### Brief
Filter the entries, keeping every line with the word "icon".

### Information supplied
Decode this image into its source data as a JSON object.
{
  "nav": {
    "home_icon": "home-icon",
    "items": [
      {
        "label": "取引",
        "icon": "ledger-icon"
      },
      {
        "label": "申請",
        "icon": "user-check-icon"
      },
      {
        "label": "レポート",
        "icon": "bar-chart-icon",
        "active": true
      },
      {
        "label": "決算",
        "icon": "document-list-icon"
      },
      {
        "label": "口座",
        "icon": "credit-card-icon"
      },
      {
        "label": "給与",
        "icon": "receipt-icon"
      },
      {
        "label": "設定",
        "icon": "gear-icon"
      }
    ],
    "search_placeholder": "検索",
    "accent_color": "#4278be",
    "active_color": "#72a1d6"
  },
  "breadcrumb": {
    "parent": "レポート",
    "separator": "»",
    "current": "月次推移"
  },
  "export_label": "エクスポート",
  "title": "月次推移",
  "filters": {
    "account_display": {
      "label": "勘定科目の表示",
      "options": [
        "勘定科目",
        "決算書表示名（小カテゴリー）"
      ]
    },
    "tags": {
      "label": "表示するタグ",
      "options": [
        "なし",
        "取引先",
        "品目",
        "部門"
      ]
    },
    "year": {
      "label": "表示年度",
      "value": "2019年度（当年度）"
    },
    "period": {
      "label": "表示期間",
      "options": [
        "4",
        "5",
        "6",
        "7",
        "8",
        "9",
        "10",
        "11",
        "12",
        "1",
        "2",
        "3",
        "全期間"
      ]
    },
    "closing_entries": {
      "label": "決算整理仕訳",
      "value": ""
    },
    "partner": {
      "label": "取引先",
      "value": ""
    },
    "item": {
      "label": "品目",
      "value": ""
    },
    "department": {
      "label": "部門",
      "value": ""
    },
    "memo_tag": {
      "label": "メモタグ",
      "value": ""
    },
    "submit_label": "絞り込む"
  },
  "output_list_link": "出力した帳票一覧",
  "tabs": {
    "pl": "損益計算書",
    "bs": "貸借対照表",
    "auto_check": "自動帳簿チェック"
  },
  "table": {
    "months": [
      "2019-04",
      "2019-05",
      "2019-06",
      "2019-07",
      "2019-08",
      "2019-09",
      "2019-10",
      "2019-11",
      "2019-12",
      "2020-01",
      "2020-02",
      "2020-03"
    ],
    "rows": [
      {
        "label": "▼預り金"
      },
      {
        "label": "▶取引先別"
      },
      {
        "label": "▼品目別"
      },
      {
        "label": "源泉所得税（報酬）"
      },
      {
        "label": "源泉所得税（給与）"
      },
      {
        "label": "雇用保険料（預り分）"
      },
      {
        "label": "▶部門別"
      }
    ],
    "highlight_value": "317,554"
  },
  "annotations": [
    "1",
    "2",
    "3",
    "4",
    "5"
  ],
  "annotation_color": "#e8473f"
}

### Answer box
    "home_icon": "home-icon",
        "icon": "ledger-icon"
        "icon": "user-check-icon"
        "icon": "bar-chart-icon",
        "icon": "document-list-icon"
        "icon": "credit-card-icon"
        "icon": "receipt-icon"
        "icon": "gear-icon"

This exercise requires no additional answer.